From the Publisher:

Ernest Hemingway once said, “Write the truest sentence that you know.” Well, here’s the truest sentence that I know: This is the final issue of American Indian Art Magazine.

I have been the magazine’s publisher for thirty-nine and a half of its forty years, and during that time, it’s been an integral part of my life, from proofreading to press checks. For decades, I’ve hauled boxes of magazines to art shows and conferences, solicited subscriptions, and sought prospective advertisers and authors. Clearly, the magazine has become a way of life for me, and I will miss it.

Why stop now, you might ask. That’s a question to which I’m unable to give a definitive answer. But basically, it feels like the right time, especially since we’ve just celebrated a major milestone–our fortieth year of publication. That’s a nice, long run. Checking out our cumulative index (available free on our website), I’m astonished at how many articles, on an incredibly diverse array of topics, we’ve presented to our readers. If the magazine continued to be published, it would undoubtedly maintain the high standard of the previous forty years. However, there comes a time when you know, deep down, that it’s the right time to stop. This is one of those times.

I’d like to express my gratitude to a number of people who’ve helped to make the magazine a success. Many thanks to our 454 authors, particularly the members of our Editorial Advisory Board (whose current members have provided 141 articles for us over the years). Of the fifty-seven people who have served on our board, I would like to single out three:

-Norman Feder, who was initially an Editorial Advisory Board member, but in 1977 became our Editorial Consultant. Until his death in 1995, Norm read and commented on every manuscript submitted to the magazine.
-Harmer Johnson, who wrote each edition of Auction Block for every issue of every year–all 160 of them.
-Ron McCoy, who for twenty-four years wrote Legal Briefs, published more articles in the magazine than any other author (often on short notice) and who was always there when we needed him.

I would also like to acknowledge our advertisers for their support over the years and for the visual impact they gave to each and every issue.
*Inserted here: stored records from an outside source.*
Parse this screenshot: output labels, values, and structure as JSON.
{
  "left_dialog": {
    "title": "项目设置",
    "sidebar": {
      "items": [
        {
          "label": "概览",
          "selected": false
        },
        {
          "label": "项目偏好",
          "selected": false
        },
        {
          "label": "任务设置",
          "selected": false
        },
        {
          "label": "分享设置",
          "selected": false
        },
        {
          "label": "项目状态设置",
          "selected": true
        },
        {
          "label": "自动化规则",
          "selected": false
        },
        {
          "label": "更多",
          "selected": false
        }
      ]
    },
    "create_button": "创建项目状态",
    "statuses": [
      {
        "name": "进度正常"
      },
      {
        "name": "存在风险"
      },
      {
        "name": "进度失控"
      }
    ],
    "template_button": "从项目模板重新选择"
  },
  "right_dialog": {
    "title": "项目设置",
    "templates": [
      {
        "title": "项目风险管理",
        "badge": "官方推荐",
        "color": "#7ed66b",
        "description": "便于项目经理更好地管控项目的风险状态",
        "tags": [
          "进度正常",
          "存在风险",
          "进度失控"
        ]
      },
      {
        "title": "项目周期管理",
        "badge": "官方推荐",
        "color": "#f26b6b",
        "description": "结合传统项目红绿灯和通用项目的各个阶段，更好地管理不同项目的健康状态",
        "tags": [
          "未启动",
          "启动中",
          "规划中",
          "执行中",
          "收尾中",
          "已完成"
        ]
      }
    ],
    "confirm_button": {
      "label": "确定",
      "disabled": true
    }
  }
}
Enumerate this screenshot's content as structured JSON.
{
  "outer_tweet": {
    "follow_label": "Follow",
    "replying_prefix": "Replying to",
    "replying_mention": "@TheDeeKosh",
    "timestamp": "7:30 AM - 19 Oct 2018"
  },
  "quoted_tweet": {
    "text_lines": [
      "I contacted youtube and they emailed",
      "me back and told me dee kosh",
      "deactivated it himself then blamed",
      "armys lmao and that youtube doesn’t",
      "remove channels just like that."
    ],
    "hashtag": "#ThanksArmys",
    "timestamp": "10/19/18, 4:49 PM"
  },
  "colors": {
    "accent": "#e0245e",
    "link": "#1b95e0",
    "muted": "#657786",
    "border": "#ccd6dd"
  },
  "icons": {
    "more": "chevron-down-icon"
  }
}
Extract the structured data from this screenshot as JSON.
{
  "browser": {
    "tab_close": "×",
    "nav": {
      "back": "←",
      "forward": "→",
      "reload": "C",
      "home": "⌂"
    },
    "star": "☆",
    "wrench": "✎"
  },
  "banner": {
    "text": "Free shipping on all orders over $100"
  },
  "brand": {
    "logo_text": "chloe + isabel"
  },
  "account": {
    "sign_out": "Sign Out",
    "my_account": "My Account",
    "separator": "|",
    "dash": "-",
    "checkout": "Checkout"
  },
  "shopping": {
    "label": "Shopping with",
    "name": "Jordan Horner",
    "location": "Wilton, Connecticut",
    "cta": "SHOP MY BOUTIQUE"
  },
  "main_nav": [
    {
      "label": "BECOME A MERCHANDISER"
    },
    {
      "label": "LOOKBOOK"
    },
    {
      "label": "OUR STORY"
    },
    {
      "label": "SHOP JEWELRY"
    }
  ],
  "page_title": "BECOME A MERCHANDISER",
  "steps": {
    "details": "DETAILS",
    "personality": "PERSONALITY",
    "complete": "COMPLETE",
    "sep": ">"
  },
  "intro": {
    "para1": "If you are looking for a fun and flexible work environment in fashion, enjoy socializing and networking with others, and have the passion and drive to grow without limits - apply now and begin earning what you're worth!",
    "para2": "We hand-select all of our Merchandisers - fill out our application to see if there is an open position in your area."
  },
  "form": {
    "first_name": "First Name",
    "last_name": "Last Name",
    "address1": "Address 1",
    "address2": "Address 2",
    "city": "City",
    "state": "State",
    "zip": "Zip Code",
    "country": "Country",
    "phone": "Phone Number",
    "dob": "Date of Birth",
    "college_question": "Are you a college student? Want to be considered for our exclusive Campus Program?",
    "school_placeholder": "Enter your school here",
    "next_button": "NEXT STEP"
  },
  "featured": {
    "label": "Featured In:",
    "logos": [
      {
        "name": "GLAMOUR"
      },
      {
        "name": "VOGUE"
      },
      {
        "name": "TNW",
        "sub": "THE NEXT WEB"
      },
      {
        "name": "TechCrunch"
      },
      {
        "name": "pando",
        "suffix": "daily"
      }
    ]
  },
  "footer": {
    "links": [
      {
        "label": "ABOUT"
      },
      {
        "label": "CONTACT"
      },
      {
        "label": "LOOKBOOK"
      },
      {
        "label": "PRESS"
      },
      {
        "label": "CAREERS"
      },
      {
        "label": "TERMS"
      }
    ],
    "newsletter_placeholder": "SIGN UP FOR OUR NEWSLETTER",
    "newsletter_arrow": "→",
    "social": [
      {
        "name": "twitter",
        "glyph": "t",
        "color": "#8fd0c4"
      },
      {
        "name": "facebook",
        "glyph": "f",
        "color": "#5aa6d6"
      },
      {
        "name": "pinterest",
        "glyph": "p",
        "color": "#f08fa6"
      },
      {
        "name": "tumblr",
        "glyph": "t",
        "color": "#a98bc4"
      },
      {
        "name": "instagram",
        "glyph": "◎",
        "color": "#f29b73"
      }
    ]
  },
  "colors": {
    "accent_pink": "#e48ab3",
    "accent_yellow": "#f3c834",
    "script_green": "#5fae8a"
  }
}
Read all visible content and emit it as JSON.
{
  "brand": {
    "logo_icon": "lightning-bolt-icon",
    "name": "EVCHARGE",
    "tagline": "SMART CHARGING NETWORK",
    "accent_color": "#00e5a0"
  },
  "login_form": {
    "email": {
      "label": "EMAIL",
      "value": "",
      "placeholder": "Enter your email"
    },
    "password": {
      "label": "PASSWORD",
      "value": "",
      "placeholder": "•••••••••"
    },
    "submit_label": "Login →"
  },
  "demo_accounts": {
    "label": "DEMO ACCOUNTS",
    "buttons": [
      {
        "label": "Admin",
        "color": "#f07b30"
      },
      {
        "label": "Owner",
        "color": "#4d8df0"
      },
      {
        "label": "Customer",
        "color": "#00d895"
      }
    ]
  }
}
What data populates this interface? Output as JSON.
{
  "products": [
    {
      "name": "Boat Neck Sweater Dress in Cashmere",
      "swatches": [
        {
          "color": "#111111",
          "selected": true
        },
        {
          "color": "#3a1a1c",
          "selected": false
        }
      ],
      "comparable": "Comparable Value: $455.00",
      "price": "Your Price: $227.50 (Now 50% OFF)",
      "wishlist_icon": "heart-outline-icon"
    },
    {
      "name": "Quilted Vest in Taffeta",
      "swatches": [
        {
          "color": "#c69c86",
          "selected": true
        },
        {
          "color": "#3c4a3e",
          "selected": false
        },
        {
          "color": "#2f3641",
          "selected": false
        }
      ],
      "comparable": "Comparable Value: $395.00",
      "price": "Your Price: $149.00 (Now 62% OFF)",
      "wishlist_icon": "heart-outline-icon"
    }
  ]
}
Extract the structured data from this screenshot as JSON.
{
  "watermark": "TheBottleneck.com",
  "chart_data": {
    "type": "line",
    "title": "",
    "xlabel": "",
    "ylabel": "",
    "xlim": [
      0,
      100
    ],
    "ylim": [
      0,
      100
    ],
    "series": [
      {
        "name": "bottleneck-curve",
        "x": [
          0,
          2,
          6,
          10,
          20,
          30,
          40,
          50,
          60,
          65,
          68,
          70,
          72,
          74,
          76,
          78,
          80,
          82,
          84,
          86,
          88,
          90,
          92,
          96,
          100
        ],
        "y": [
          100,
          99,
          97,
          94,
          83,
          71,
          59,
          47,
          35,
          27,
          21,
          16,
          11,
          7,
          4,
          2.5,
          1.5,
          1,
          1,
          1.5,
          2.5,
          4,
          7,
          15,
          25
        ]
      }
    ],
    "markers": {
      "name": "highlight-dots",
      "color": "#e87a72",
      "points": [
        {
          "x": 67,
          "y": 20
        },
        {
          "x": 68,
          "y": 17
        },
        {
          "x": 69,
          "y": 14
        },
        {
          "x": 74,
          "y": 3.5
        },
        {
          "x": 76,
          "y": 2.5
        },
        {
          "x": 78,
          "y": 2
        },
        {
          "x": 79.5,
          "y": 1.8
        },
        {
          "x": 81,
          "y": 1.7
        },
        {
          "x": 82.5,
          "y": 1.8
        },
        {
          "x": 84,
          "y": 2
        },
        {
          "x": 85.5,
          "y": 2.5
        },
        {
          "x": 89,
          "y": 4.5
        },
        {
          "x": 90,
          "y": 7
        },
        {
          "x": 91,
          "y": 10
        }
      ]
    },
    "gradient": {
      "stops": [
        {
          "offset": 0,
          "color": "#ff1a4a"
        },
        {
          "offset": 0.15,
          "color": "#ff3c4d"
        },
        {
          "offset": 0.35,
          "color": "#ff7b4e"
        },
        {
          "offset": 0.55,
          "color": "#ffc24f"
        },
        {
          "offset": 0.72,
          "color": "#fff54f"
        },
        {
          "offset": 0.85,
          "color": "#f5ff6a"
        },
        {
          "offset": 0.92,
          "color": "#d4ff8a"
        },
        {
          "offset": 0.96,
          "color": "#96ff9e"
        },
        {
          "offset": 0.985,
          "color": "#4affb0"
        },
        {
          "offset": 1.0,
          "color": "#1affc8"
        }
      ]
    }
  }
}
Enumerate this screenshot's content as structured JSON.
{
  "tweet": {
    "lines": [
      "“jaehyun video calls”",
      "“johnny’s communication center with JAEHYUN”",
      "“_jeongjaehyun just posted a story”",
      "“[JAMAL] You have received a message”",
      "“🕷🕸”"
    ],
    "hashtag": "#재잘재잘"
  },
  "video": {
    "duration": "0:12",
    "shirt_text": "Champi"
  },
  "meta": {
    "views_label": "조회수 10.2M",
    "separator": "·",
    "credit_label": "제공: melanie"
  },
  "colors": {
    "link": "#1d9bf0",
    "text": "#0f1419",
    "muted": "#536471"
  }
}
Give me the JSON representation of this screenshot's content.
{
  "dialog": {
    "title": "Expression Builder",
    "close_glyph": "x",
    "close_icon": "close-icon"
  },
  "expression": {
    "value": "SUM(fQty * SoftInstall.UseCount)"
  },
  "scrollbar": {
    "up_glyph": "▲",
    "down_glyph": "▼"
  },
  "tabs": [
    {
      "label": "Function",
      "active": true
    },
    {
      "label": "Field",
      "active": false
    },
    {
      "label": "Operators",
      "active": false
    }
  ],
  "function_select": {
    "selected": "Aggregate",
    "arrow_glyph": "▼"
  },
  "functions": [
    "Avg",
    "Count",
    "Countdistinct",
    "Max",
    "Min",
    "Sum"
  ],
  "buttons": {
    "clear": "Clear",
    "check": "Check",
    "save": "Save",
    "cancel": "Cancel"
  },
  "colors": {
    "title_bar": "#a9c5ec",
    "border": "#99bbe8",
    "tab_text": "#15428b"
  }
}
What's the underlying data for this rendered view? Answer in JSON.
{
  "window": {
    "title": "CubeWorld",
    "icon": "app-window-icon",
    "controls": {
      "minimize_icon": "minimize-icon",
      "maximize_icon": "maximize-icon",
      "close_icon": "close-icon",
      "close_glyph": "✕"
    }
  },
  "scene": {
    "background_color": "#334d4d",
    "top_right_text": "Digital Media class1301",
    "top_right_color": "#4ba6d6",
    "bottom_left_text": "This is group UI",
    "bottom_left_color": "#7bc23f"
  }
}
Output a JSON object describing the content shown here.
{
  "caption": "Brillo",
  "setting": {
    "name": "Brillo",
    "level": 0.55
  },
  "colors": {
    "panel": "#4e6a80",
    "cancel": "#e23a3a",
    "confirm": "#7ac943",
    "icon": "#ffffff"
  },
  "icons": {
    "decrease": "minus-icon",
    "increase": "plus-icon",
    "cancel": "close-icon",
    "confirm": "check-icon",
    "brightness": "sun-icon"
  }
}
I’m grateful to the countless museums, all over North America and around the world, for working with us in our efforts to feature material from public collections. To our loyal subscribers–many who have been with us all forty years–thank you. (Over the next few months, subscribers will receive refunds for any unfulfilled portions of their subscriptions.) And last, but certainly not least, I would like to recognize the contributions of the magazine’s staff–always a small but mighty group, and never anything but thoroughly professional and dedicated to making each issue better than the previous one.

In the magazine’s inaugural issue, back in 1975, its purpose was said to be rooted in “an earnest desire to portray the art forms of the American Indian in a manner and format that will do justice to the art and its creators.” For forty years and 160 issues, the magazine strived to do exactly that–which is something we all can be proud of.

Mary G. Hamilton, Publisher

Posted in News

Registration Open: 20th Biennial Conference, Santa Fe 2015

Registration is open for the 20th biennial conference of the Native American Art Studies Association. Please join us in Santa Fe, New Mexico, from September 30 to October 3, 2015. Register now to take advantage of our early-bird rate, guarantee a seat at the banquet or secure your place on our special tours. This year the Association is pleased to offer fully online registration, available here. To pay by credit card no longer requires submitting registration through email. Rather, simply fill out the online form to register for the conference:

Each presenter must register for the conference, and join or re-new as a NAASA member.

If you wish to use check or money order, please visit the registration page for instructions. Memberships are non-refundable. After September 1, registration, tours and meals are not refundable.

Posted in 2015: Santa Fe, Conference, News